Our schools have become havens for multi-level bureaucracies, and our teachers are now saddled with pointless and redundant requirements in their jobs.
How did we get here? It’s been an amazingly short journey, traveled in purposeful stages over only a few years. Once the directive was issued via legislation, school districts jumped into overdrive and the changes began their rollout in the fall of 2012.
Our current path began with the idea of growth. As teachers, we all agree that growth is essential. If we’re not growing, we’re stagnating. The focus on studying growth as a strategy to meet student need did not ring alarm bells for many of us at first. We teachers had been studying growth in Colorado Student Assessment Program  scores since its inception in 2001. We used the information to adjust our teaching strategies, informally, because that’s what teachers do.
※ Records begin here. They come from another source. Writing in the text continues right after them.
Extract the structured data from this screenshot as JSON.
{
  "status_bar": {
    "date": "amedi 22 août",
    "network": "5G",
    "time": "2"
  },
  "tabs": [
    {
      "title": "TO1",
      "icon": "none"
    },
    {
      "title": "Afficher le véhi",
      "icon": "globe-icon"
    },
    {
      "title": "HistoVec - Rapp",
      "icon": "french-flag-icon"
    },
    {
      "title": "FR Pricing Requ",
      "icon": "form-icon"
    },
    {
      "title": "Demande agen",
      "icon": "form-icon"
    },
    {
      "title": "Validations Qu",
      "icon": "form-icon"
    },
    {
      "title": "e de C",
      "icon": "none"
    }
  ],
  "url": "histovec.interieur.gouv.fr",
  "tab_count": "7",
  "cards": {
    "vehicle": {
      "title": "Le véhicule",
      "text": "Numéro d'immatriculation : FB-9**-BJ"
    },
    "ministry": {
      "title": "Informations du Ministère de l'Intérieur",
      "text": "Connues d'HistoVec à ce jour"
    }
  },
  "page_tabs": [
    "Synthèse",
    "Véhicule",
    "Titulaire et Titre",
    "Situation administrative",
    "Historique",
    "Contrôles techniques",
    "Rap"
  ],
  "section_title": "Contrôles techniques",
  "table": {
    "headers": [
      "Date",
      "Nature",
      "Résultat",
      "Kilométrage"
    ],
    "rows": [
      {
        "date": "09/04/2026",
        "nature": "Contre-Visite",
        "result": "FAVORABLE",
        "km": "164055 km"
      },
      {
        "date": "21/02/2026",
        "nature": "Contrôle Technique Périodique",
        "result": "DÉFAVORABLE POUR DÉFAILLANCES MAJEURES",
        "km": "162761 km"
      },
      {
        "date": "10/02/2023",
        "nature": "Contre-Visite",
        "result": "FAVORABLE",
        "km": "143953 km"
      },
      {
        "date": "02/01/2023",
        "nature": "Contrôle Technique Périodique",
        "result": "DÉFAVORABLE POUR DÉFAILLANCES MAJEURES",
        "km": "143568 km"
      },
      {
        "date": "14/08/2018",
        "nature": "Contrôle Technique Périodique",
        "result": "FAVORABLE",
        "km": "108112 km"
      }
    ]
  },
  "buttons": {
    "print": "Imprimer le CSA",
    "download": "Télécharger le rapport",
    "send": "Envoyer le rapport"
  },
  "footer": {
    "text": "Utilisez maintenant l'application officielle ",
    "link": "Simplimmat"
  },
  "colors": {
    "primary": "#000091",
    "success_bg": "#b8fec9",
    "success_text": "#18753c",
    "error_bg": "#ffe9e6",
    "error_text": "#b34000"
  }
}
By 2012, analyzing growth in standardized test scores had turned into tracking growth
in our own classrooms.
We were informed that the growth in our students’ knowledge is so important it eclipses their actual test performance. Furthermore, because it is not possible or fair to rate every teacher on the growth of CSAP scores, a system that could be doable by every teacher had to be developed.
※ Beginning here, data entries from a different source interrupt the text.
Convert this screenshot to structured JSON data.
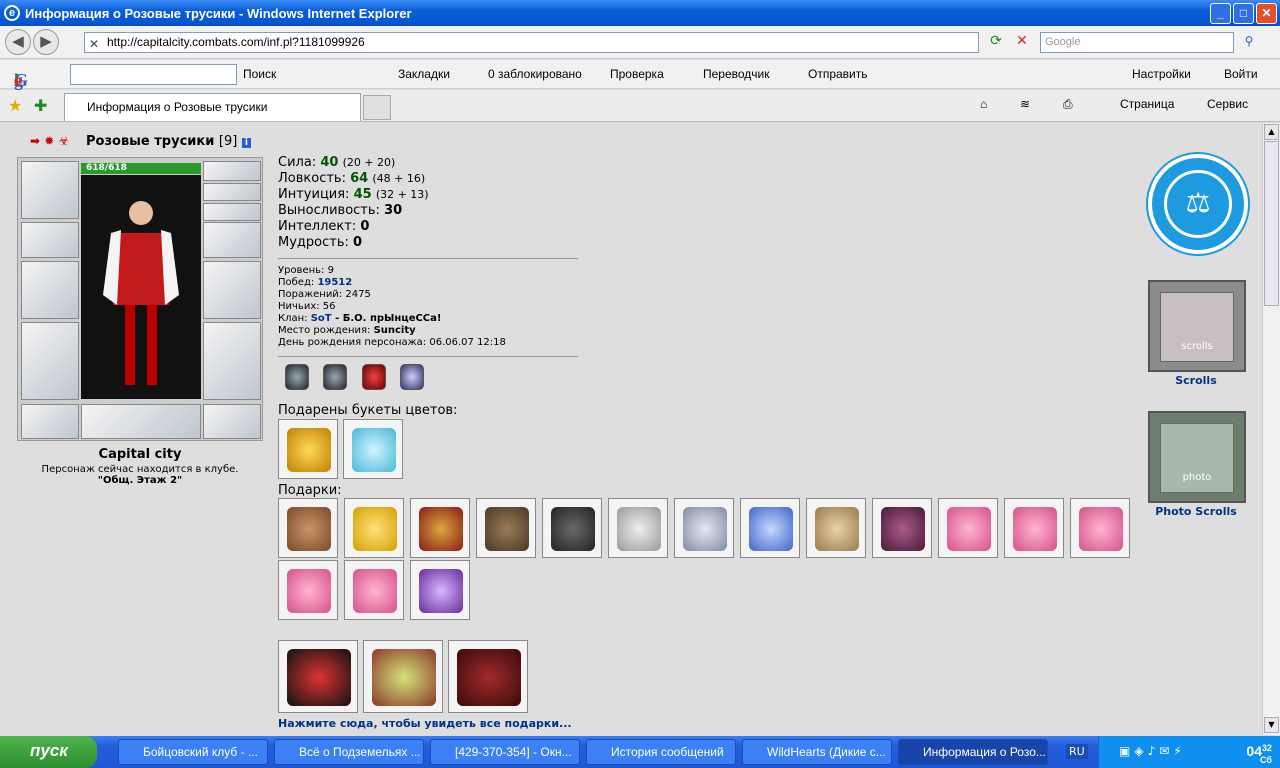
{
  "window": {
    "title": "Информация о Розовые трусики - Windows Internet Explorer",
    "minimize": "_",
    "maximize": "□",
    "close": "✕"
  },
  "address": {
    "url": "http://capitalcity.combats.com/inf.pl?1181099926",
    "search_placeholder": "Google"
  },
  "google_bar": {
    "logo": "Google",
    "search_label": "Поиск",
    "bookmarks": "Закладки",
    "blocked": "0 заблокировано",
    "check": "Проверка",
    "translator": "Переводчик",
    "send": "Отправить",
    "settings": "Настройки",
    "login": "Войти"
  },
  "tabs": {
    "active": "Информация о Розовые трусики"
  },
  "commands": {
    "page": "Страница",
    "service": "Сервис"
  },
  "character": {
    "name": "Розовые трусики",
    "level": "[9]",
    "hp": "618/618",
    "city": "Capital city",
    "status": "Персонаж сейчас находится в клубе.",
    "location": "\"Общ. Этаж 2\""
  },
  "stats": [
    {
      "label": "Сила:",
      "value": "40",
      "extra": "(20 + 20)"
    },
    {
      "label": "Ловкость:",
      "value": "64",
      "extra": "(48 + 16)"
    },
    {
      "label": "Интуиция:",
      "value": "45",
      "extra": "(32 + 13)"
    },
    {
      "label": "Выносливость:",
      "value": "30",
      "extra": ""
    },
    {
      "label": "Интеллект:",
      "value": "0",
      "extra": ""
    },
    {
      "label": "Мудрость:",
      "value": "0",
      "extra": ""
    }
  ],
  "info": {
    "level": "Уровень: 9",
    "wins_label": "Побед:",
    "wins": "19512",
    "losses": "Поражений: 2475",
    "draws": "Ничьих: 56",
    "clan_label": "Клан:",
    "clan": "SoT",
    "clan_rank": " - Б.О. прЫнцеССа!",
    "birthplace_label": "Место рождения:",
    "birthplace": "Suncity",
    "birthday": "День рождения персонажа: 06.06.07 12:18"
  },
  "sections": {
    "flowers": "Подарены букеты цветов:",
    "gifts": "Подарки:",
    "all_gifts": "Нажмите сюда, чтобы увидеть все подарки..."
  },
  "right": {
    "scrolls": "Scrolls",
    "photo_scrolls": "Photo Scrolls",
    "scrolls_art": "scrolls",
    "photo_art": "photo"
  },
  "taskbar": {
    "start": "пуск",
    "items": [
      "Бойцовский клуб - ...",
      "Всё о Подземельях ...",
      "[429-370-354] - Окн...",
      "История сообщений",
      "WildHearts (Дикие с...",
      "Информация о Розо..."
    ],
    "lang": "RU",
    "time": "04",
    "time_suffix": "32",
    "day": "Сб"
  },
  "colors": {
    "accent": "#1e9be0",
    "link": "#003388",
    "stat_value": "#005500"
  }
}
The new evaluation protocol required us to create skills-oriented goals for our students and track their growth using whatever metric we desired. At the end of the year, we would report this growth to the district’s online system. It became clear after the first year of this exercise that the growth we tracked wouldn’t need to be verified by anyone other than ourselves.
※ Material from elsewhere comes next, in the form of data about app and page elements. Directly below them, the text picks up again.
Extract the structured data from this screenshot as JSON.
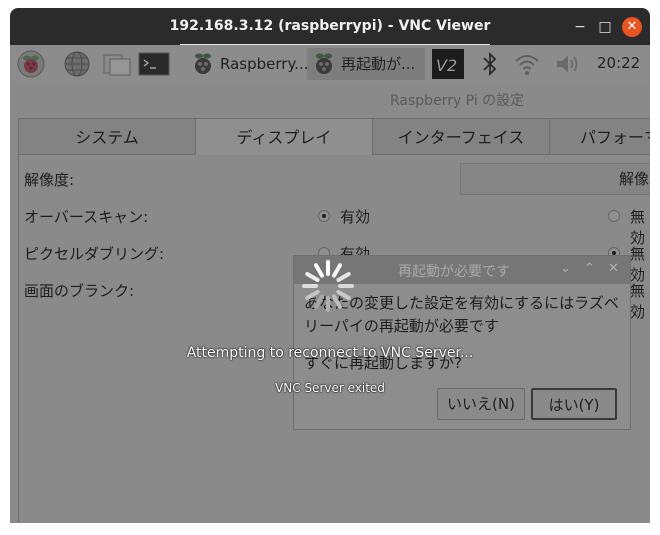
{
  "window": {
    "title": "192.168.3.12 (raspberrypi) - VNC Viewer",
    "minimize": "−",
    "maximize": "□",
    "close": "✕"
  },
  "taskbar": {
    "tasks": [
      {
        "label": "Raspberry..."
      },
      {
        "label": "再起動が..."
      }
    ],
    "clock": "20:22"
  },
  "settings": {
    "title": "Raspberry Pi の設定",
    "tabs": [
      "システム",
      "ディスプレイ",
      "インターフェイス",
      "パフォーマ"
    ],
    "active_tab": 1,
    "rows": {
      "resolution": {
        "label": "解像度:",
        "button": "解像"
      },
      "overscan": {
        "label": "オーバースキャン:",
        "enabled": "有効",
        "disabled": "無効"
      },
      "pixel_doubling": {
        "label": "ピクセルダブリング:",
        "enabled": "有効",
        "disabled": "無効"
      },
      "screen_blank": {
        "label": "画面のブランク:",
        "disabled": "無効"
      }
    }
  },
  "dialog": {
    "title": "再起動が必要です",
    "message": "あなたの変更した設定を有効にするにはラズベリーパイの再起動が必要です",
    "question": "すぐに再起動しますか?",
    "no_button": "いいえ(N)",
    "yes_button": "はい(Y)"
  },
  "overlay": {
    "status": "Attempting to reconnect to VNC Server...",
    "detail": "VNC Server exited"
  },
  "colors": {
    "titlebar": "#2b2b2b",
    "close_button": "#e95420",
    "dimmed_desktop": "#8a8a8a"
  }
}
In 2013, I began to wonder what could happen if the concept of rewarding growth were taken to the extreme. Investigating the requirements of SB 10-191 on the CDE’s website, I discovered that it was not only a performance mandate for teachers but for principals as well. Not only were teachers evaluated annually on their students’ growth, but principals were evaluated on both their schools and teachers. That was my ah ha moment.
Were principals creating goals for their teachers like those we made for our students? Were my colleagues and I the unwitting participants in another person’s own growth goals?
Our principal had shared the new evaluation rubric with us; we knew that part of our evaluation pie was labeled School Growth. We were told it represented an aggregate of CSAP scores plus how our school faired on its Unified Improvement Plan (UIP). Only the principal understood what that plan entailed or how success was measured. I had to wonder what her evaluation rubric looked like.
I knew a teacher’s data could be suspect; it was not difficult to imagine a similar scenario for our administrators. The new reality that we were introduced to in 2012 became the new normal in our careers. Teachers were consumed with the protocols required to receive a favorable evaluation to the extent that our students necessarily moved to the periphery of our efforts. This became the elephant in the living room that no one addressed, ever.
 Doublespeak: deliberately euphemistic, ambiguous, or obscure language. The term is a hybrid of two terms made up by George Orwell in his book 1984, “doublethink” and “newspeak”.
 SB 10-191: Senate Bill 10-191, The Educator Effectiveness Act
 Colorado Student Assessment Program (CSAP): Colorado’s state standardized test (2001-2011); completed in March each year.
 Not all students took the CSAP. Only those in grades 3 – 7 and 10 did.
 There is more to it than that, of course; the unions had resisted paying teachers according to test scores for decades.